My wife and I have been separated for more than 18 months; we have 3 children (2 in elementary school and 1 in day care). One day I saw a check written to an apartment complex and when I asked what it was about, she told me she was leaving. She was gone within the next few days. At the time she owned her own business, but it was not successful and continued to use the money in our joint account to furnish her apartment and pay her bills. Since then she has had some trouble holding down a job (quite her last real job where she made substantially more money than I after we had been separated over a year and some legal troubles cost her the subsequent job). We have no separation agreement and we share custody of our kids (one week with me; one week with her so 50:50 split).

About 4 months ago she called wanting to move back into the house get back together. At this point I had long since given up on reconciliation (this was the first time that she made any attempt in the 16 or so months since she had moved out). She had a boyfriend at the time (for close to 10 months I would say at that point) which really made it easy to stand my ground and say no. She recently moved in with her boyfriend (they have been together over.year now as far as I can tell) and when she has the kids they all stay at the boyfriends.

The time has come to finalize the divorce and she has told me that she will be filing for alimony and child support. Given that she chose to move out while she had her own business that she closed, then quite a well paying job, her personal conduct cost her the subsequent job and now she has moved in with her boyfriend, what grounds does she have for alimony?

As for child support, I know that NC has a calculator that determines what each party will pay. My question is does the state take into consideration things like her quiting a job that paid more than what I make (thereby causing the amount I have to pay to go up) when making the determination? I am more than happy to support my children (I would take them full time), but I don’t understand why I should have to pay more money because she made a decision to make less money. Currently I pay 100% of the kids health care, 100% of the day care, 50% of whatever expenses their money spends for things like clothing and 100% of any expenses that are incurred while I have them.


#2

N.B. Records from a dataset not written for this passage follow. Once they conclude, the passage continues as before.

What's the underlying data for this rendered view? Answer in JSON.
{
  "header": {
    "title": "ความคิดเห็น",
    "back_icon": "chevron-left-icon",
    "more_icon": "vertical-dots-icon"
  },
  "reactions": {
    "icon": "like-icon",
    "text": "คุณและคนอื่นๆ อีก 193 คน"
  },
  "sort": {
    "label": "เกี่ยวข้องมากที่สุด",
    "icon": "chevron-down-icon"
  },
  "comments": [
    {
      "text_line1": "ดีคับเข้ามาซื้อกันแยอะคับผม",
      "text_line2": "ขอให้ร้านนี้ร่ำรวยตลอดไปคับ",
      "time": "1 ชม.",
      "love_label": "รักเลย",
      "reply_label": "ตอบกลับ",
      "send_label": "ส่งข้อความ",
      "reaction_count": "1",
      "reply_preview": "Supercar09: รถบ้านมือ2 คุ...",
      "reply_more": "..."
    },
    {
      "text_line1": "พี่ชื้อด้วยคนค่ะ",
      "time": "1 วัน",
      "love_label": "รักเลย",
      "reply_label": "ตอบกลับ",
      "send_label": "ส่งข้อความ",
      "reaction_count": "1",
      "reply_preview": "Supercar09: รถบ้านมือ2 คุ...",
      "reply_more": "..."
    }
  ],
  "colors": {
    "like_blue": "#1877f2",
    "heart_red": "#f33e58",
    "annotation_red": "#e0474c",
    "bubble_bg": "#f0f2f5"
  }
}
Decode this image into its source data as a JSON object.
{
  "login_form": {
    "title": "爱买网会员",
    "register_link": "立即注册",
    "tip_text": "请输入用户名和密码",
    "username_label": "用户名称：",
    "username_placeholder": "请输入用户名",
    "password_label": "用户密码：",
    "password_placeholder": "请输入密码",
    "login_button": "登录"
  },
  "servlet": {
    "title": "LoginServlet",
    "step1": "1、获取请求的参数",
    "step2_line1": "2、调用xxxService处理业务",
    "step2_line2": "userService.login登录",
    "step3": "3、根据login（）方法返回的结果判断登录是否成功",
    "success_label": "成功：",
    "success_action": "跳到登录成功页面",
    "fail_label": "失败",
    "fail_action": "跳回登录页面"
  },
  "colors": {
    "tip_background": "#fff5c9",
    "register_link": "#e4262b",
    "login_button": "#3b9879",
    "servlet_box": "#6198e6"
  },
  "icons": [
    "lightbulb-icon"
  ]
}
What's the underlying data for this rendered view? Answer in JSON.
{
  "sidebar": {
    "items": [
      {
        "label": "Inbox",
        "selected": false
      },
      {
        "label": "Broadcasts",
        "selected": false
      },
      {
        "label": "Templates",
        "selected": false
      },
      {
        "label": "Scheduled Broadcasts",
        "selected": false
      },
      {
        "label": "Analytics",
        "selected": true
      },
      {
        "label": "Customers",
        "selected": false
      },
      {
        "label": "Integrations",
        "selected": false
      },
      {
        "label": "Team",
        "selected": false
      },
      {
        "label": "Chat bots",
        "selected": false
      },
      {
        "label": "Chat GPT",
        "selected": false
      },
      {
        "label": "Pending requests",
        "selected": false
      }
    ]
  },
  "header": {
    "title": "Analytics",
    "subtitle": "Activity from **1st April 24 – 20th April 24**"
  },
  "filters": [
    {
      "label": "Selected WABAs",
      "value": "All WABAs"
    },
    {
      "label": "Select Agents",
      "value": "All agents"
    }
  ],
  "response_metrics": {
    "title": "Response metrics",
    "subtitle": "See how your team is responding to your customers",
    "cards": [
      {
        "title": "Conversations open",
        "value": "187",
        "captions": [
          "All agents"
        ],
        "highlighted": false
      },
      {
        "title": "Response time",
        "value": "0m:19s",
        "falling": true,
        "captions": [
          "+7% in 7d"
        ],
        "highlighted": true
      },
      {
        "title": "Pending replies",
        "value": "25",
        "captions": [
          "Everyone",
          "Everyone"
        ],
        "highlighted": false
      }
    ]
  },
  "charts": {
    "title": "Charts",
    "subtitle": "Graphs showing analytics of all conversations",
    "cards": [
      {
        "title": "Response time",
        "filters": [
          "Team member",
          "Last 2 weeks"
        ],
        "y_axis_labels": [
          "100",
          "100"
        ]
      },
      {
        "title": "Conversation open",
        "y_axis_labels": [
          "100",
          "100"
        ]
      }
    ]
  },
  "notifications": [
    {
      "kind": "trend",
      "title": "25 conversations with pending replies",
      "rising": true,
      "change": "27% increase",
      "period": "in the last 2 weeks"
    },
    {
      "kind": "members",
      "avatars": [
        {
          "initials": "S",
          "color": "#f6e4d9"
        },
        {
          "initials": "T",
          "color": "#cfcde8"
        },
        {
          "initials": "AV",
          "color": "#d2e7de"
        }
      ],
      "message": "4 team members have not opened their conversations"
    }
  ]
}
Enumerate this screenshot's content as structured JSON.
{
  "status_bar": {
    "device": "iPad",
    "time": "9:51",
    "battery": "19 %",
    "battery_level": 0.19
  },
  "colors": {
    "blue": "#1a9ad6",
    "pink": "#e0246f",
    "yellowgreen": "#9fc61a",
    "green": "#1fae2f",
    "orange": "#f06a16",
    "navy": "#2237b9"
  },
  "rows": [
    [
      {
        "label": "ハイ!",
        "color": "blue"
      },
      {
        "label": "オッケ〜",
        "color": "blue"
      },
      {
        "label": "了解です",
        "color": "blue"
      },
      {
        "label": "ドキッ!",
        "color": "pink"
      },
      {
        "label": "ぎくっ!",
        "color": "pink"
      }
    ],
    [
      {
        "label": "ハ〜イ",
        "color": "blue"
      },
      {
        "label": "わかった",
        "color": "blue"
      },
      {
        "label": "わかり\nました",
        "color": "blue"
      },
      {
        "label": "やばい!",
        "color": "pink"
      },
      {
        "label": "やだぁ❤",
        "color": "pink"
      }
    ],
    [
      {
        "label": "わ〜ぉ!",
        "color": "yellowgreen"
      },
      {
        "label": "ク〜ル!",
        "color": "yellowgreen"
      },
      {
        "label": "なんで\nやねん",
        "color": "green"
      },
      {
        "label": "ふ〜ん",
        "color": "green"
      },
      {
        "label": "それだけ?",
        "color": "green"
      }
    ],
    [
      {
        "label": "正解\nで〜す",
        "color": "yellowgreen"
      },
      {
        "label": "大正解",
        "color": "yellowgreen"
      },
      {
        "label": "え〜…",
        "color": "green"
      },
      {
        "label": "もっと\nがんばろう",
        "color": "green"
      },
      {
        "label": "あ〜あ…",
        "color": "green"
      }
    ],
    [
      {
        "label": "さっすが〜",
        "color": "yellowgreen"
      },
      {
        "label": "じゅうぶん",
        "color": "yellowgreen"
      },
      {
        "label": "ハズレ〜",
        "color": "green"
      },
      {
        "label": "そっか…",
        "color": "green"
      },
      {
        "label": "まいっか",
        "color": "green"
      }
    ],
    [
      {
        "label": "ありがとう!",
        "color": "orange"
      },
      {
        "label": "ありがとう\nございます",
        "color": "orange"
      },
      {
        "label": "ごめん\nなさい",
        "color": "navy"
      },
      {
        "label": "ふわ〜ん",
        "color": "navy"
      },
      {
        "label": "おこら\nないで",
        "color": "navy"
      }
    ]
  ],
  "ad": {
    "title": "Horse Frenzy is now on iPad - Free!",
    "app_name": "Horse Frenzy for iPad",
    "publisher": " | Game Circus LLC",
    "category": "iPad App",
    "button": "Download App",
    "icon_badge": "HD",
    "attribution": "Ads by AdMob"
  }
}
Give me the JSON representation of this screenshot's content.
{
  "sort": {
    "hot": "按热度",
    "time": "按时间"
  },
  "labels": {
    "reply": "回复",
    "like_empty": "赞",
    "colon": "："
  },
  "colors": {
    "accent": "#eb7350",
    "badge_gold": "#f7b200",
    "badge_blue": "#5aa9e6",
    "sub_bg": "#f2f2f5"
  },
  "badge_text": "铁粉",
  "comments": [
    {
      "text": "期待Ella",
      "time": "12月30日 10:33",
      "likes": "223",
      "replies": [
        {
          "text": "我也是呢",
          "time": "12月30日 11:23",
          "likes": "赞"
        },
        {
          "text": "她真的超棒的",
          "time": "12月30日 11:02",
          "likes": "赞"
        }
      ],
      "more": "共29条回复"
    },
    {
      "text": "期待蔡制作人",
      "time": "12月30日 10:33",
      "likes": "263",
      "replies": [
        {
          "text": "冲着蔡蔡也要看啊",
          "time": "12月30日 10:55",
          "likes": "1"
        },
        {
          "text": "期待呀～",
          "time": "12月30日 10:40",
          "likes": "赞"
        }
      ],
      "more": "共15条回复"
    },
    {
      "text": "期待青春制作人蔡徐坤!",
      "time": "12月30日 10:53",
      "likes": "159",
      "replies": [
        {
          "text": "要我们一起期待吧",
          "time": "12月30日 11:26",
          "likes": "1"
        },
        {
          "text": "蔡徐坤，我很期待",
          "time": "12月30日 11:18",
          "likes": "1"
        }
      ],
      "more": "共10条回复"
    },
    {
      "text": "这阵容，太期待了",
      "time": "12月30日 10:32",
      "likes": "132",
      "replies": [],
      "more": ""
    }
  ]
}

She is not entitled to alimony if she was not a dependent spouse at the date of separation. The court will look to your incomes at that time, not after separation. Additionally, if the boyfriend was her paramour during marriage, and you can prove this, this would be a complete defense to your having to pay alimony altogether. However, if she started seeing him after separation, then that’s not going to matter.

Child support is calculated based on your incomes at the time it is filed. If she voluntarily quit her job, you might be able to convince a judge that she did so in bad faith, (i.e. to increase the amount of child support you will owe her) and therefore income should be imputed to her at the higher rate.


#3

Can you give me some idea what it would cost for representation? Do you work strictly on an hourly basis or lump sum? Will you work on a payment schedule?

Thank you,


#4

You would need to schedule a consultation with my office to get specific pricing information tailored to your unique facts and circumstances. You can call our main number and dial extension 100 to speak with our client liaision to schedule an appointment. A general idea of our pricing can be found at: www.rosen.com/pricing.